▶ _Problem requirements_
All lines in the entries below that hold "Hard" make up the answer.

▶ _Given records_
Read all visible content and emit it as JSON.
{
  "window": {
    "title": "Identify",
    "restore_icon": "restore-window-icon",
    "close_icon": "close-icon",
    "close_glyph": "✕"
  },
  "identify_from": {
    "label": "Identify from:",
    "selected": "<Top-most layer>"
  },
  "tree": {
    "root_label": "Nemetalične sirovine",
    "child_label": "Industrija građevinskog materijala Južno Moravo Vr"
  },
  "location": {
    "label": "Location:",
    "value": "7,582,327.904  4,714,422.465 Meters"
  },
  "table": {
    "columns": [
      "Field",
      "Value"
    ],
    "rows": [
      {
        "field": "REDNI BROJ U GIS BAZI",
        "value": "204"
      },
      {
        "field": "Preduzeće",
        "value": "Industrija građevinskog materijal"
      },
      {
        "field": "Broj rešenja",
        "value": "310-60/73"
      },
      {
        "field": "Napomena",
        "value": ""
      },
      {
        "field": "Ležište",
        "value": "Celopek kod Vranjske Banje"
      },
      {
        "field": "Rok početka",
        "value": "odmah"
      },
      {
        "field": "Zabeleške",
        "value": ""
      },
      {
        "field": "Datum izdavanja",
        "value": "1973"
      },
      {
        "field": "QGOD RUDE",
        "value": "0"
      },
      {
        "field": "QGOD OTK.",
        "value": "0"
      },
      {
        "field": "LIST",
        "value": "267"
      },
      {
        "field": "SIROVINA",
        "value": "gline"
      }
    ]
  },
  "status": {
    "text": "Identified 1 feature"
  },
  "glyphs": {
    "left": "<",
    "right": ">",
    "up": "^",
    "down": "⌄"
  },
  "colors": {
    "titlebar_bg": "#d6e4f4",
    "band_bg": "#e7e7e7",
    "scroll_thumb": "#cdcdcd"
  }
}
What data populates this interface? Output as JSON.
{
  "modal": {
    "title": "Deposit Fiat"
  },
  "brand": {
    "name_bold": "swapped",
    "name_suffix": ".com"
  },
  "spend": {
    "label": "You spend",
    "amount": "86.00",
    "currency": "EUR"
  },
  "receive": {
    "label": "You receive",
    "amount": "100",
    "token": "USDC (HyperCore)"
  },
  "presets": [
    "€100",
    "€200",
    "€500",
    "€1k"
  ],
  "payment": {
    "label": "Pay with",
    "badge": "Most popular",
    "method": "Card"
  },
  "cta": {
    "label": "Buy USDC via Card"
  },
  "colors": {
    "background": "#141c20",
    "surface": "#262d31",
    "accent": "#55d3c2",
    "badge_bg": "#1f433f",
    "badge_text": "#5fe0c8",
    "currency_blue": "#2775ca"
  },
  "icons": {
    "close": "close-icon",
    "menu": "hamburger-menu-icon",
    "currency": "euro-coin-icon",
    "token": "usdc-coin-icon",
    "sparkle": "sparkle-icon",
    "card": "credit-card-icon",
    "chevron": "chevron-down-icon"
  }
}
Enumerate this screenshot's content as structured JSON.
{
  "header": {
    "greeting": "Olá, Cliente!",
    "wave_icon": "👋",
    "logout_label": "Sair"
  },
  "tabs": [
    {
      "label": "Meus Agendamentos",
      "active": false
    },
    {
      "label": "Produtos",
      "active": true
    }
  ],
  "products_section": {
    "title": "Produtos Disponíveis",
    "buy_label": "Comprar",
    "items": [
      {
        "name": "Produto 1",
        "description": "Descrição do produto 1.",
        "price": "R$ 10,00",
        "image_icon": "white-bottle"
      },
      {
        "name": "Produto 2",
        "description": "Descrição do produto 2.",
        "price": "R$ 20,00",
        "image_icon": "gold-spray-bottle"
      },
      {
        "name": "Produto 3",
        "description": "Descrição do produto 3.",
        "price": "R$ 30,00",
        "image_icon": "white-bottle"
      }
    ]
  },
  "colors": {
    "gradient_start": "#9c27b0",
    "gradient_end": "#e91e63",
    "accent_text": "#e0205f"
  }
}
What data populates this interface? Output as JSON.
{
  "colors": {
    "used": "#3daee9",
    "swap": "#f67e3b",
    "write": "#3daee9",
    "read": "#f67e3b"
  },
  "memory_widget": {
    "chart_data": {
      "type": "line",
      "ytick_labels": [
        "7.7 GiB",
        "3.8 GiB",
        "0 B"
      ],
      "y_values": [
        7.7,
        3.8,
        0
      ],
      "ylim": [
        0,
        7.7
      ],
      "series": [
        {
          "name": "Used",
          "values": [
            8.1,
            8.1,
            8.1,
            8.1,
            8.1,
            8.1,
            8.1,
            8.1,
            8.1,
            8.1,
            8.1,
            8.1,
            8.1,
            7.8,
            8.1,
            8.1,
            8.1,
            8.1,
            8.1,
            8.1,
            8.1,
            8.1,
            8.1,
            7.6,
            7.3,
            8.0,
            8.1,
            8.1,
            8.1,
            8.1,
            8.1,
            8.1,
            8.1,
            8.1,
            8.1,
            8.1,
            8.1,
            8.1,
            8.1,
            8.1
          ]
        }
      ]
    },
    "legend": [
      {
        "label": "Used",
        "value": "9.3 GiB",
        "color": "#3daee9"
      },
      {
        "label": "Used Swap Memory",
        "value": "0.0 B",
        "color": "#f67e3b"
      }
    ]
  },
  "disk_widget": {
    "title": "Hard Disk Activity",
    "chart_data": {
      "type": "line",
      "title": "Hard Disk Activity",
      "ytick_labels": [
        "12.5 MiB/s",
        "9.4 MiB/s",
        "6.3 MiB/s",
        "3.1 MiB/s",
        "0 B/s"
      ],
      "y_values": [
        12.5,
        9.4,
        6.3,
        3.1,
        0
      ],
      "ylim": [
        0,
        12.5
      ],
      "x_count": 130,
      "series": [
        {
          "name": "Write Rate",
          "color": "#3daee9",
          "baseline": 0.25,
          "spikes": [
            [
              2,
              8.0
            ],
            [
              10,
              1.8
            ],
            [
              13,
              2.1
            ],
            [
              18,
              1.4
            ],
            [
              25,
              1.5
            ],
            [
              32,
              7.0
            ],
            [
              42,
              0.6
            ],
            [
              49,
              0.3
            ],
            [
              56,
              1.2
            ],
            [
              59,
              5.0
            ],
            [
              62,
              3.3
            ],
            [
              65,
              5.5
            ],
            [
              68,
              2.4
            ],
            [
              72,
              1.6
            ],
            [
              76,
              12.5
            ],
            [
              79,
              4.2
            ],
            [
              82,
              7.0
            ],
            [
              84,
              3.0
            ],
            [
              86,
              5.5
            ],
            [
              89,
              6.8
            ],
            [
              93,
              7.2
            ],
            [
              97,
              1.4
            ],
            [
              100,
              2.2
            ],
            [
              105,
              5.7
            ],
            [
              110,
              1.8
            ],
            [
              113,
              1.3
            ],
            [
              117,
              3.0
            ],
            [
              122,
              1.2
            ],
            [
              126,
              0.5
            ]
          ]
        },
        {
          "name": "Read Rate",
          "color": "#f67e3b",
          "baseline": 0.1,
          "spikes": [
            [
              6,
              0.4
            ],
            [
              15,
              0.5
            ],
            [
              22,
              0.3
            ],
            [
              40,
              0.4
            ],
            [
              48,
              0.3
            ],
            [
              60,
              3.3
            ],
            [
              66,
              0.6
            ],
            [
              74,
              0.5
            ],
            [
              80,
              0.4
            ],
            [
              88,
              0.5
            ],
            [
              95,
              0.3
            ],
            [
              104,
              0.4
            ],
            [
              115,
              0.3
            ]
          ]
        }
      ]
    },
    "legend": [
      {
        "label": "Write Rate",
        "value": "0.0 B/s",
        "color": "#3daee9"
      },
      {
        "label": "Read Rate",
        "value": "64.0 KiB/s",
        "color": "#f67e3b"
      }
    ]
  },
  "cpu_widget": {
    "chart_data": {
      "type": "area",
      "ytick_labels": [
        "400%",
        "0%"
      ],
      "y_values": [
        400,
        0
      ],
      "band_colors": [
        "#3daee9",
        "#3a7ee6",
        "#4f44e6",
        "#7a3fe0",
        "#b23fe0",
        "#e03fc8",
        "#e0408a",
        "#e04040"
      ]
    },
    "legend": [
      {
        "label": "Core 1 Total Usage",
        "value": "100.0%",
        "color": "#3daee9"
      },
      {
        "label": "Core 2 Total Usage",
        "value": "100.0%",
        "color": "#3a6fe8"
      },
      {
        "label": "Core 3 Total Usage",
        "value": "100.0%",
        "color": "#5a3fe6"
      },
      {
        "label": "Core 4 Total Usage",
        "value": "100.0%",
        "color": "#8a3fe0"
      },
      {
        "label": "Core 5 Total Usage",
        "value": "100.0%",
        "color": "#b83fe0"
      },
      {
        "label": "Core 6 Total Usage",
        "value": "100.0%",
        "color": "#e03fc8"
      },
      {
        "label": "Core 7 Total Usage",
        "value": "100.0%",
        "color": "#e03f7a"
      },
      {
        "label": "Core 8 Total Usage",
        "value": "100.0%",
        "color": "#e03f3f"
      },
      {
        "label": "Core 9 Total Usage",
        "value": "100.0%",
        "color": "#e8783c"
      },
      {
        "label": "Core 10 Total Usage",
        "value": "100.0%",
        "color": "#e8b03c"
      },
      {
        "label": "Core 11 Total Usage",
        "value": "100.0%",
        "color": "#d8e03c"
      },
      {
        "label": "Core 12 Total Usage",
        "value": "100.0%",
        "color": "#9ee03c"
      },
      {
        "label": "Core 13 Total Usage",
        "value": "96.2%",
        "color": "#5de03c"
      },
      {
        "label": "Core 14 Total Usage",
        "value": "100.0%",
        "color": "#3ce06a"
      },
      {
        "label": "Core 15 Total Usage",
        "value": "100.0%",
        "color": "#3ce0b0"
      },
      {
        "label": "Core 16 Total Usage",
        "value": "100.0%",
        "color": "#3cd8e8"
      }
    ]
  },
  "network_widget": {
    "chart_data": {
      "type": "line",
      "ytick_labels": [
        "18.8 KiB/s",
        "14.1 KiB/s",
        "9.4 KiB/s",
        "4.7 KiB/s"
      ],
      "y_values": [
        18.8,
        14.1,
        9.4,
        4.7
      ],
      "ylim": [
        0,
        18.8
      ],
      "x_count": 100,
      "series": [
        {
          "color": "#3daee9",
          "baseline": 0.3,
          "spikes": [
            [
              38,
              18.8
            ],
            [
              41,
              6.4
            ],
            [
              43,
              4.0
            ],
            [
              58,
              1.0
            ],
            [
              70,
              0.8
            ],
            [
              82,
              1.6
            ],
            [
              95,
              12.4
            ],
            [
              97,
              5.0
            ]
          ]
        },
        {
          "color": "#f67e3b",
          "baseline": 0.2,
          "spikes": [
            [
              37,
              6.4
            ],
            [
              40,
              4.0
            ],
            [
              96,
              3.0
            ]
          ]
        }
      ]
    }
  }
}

▶ _Result of the exercise_
    "title": "Hard Disk Activity",
      "title": "Hard Disk Activity",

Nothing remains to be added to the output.